#### Task brief:
Your task is to copy every line of the entries that holds the word "files".

#### Provided records:
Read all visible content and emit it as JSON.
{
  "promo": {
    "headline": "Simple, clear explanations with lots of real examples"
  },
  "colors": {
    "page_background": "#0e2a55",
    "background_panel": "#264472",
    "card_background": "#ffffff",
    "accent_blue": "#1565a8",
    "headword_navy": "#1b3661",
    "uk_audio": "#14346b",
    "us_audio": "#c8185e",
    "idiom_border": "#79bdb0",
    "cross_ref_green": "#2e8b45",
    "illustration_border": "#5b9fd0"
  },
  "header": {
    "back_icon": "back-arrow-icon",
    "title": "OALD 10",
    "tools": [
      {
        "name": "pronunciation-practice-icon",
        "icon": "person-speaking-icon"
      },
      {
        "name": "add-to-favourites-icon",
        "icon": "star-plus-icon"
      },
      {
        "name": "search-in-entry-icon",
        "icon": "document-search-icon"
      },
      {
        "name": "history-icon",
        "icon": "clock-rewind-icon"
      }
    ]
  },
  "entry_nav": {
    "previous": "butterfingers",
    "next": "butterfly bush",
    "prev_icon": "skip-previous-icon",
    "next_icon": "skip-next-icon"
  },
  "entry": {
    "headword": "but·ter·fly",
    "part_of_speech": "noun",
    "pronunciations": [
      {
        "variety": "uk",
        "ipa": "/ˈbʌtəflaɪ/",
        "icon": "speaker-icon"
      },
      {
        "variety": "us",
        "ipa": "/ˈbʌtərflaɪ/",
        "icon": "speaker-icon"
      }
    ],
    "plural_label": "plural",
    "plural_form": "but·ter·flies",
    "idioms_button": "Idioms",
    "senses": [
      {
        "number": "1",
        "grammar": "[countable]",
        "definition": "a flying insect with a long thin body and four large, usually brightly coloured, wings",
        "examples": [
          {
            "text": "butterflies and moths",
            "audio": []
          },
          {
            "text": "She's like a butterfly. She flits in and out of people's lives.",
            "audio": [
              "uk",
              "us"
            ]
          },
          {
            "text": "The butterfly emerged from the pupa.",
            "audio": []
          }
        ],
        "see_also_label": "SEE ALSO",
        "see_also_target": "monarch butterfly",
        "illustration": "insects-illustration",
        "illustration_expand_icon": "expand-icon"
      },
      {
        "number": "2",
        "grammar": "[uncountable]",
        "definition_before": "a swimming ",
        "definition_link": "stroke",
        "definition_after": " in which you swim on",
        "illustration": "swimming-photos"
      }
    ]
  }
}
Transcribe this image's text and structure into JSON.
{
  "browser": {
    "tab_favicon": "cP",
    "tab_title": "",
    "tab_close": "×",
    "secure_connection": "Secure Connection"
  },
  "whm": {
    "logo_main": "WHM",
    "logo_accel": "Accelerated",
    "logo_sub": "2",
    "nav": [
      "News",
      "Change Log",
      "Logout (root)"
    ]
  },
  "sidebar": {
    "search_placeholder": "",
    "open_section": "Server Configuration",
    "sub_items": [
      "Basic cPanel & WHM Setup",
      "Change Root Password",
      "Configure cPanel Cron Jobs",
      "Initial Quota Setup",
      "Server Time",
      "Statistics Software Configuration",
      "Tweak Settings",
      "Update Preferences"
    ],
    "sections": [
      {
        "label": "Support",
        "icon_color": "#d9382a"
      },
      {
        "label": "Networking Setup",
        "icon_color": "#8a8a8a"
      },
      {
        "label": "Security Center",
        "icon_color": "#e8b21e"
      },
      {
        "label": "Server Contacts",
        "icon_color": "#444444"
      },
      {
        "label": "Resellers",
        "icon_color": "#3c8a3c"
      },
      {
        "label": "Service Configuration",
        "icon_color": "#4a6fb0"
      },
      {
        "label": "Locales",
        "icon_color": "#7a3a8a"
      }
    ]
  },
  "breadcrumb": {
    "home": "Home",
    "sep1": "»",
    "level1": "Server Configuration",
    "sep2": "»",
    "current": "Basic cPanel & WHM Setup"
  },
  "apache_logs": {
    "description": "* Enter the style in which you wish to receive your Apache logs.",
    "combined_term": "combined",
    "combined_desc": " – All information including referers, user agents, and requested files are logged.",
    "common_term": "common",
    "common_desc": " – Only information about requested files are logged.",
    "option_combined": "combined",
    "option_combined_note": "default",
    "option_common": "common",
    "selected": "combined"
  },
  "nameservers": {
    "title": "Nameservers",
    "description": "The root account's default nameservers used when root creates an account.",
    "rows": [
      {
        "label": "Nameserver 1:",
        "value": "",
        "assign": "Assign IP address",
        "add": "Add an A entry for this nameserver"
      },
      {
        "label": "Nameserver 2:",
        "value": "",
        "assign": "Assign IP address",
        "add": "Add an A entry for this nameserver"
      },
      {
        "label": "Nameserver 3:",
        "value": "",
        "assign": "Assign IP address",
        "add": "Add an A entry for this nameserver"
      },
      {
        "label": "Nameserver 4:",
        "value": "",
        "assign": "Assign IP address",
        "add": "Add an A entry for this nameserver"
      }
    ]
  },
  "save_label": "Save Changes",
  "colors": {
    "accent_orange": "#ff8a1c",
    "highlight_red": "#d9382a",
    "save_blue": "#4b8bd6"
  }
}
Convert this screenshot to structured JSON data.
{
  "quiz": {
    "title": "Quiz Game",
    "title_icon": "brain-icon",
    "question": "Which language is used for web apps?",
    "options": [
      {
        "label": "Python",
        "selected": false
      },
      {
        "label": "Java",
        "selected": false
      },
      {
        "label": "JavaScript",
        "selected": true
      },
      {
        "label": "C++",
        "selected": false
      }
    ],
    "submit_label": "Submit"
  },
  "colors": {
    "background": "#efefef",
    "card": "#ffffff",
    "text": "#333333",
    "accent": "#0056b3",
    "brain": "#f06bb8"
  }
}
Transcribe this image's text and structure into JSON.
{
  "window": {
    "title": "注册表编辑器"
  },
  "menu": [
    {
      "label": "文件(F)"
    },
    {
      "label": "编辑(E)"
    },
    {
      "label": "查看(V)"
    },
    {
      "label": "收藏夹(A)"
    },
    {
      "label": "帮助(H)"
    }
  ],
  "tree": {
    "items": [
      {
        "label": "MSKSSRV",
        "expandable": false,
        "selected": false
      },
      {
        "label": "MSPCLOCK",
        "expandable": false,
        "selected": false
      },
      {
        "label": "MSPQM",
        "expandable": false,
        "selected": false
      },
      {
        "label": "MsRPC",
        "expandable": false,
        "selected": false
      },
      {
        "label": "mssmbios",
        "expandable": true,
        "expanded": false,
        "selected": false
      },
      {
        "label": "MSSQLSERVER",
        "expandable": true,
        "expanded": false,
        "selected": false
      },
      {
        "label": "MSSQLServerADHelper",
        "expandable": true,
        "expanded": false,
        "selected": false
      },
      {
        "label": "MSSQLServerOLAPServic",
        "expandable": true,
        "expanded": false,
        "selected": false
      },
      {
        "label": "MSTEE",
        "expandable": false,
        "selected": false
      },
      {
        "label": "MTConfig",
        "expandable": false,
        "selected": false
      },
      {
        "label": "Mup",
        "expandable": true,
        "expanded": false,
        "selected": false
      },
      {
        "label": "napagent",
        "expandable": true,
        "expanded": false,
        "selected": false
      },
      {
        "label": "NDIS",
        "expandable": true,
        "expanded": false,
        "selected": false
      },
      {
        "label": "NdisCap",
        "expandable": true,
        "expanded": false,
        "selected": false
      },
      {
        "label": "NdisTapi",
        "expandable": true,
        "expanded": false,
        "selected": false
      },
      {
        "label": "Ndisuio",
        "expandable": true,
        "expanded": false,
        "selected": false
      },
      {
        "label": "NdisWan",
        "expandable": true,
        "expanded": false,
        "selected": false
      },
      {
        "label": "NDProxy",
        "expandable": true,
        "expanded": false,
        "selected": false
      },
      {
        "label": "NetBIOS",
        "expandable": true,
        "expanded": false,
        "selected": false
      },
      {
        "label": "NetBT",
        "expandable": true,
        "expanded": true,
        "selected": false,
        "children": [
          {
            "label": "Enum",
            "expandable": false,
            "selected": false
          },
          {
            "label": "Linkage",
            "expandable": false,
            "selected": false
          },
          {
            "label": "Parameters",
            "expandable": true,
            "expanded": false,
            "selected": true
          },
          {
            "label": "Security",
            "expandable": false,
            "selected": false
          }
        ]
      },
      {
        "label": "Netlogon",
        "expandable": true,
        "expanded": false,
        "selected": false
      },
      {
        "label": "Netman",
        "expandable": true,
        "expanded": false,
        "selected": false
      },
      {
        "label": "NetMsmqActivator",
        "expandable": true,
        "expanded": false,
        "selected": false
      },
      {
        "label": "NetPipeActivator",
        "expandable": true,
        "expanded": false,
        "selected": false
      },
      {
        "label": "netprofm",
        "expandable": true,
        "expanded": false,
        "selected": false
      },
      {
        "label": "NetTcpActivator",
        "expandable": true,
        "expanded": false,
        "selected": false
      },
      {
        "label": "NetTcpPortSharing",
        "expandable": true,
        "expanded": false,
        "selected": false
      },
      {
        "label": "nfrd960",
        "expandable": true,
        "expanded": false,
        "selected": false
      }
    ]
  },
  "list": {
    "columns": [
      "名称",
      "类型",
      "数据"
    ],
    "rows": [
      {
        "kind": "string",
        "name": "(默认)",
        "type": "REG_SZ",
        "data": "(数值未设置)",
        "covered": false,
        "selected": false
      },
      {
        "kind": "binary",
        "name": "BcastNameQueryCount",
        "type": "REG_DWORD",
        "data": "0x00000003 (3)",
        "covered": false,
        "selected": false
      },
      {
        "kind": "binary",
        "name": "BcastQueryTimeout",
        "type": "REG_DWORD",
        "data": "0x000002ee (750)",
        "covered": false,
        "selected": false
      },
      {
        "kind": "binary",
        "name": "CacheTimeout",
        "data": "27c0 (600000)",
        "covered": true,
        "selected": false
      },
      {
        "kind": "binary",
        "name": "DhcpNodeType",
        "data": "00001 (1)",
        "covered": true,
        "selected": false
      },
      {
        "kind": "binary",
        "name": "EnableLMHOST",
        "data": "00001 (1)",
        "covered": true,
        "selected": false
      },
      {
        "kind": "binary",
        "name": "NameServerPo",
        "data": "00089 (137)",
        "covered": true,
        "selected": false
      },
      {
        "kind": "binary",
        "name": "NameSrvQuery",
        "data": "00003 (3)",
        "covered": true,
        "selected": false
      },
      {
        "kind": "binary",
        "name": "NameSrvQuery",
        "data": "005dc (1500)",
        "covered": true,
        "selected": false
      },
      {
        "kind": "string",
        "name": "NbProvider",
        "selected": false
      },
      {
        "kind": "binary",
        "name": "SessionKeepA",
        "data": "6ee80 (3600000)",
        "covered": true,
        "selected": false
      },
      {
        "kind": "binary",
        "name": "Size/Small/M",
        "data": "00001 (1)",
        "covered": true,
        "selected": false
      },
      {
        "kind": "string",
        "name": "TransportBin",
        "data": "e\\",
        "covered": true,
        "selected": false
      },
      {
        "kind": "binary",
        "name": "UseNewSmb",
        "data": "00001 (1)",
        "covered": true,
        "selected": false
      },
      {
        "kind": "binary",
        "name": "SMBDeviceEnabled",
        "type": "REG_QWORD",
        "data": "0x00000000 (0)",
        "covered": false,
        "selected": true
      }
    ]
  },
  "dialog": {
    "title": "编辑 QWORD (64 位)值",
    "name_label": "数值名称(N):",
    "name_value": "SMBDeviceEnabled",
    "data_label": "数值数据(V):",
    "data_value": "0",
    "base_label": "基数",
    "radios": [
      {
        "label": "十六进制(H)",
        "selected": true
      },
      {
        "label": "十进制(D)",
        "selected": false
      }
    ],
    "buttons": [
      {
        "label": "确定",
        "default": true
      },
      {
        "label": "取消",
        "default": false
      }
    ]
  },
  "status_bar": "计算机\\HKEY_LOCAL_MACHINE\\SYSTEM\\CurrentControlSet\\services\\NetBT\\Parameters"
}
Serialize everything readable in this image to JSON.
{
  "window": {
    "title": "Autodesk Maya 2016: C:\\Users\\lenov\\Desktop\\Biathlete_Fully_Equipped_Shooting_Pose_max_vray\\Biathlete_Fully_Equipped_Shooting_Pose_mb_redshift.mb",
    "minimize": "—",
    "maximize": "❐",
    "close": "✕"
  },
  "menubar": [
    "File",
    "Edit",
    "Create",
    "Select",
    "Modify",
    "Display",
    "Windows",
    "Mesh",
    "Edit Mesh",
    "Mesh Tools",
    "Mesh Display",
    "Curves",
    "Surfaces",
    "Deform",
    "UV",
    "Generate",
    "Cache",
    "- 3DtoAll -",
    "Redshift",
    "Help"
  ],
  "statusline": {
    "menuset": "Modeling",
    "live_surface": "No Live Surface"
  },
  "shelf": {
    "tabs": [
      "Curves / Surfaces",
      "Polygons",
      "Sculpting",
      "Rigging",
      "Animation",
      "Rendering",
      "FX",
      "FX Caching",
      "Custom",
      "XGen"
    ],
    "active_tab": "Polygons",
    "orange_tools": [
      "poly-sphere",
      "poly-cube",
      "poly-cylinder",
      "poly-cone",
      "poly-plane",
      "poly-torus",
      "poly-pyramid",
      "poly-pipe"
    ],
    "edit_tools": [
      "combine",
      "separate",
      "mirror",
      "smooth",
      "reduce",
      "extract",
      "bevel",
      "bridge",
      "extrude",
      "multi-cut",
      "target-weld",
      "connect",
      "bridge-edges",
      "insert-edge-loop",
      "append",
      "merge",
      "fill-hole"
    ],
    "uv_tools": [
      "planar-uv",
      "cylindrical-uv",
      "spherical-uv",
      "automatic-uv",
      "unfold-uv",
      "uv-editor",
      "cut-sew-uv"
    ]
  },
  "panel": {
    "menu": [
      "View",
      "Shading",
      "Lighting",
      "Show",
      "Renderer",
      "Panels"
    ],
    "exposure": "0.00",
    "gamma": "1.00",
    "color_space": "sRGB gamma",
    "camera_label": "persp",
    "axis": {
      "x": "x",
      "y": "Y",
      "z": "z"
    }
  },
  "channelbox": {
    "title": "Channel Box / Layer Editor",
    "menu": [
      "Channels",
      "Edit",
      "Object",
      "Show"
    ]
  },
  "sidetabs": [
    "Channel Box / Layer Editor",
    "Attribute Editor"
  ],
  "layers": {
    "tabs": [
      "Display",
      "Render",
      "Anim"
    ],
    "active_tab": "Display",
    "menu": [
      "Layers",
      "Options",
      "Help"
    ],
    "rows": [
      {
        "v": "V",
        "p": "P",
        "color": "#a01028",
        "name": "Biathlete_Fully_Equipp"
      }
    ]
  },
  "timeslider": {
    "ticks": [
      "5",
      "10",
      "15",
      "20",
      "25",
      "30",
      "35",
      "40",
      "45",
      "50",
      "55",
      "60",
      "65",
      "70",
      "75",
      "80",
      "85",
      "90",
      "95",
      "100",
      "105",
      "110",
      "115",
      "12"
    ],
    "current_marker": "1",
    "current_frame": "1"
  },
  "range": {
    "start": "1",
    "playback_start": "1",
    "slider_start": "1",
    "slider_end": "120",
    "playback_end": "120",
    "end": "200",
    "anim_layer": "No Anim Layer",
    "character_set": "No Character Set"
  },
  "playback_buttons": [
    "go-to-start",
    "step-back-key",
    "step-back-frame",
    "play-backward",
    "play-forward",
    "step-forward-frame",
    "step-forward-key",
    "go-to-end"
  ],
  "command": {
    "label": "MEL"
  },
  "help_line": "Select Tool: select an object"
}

#### Result for this exercise:
    "combined_desc": " – All information including referers, user agents, and requested files are logged.",
    "common_desc": " – Only information about requested files are logged.",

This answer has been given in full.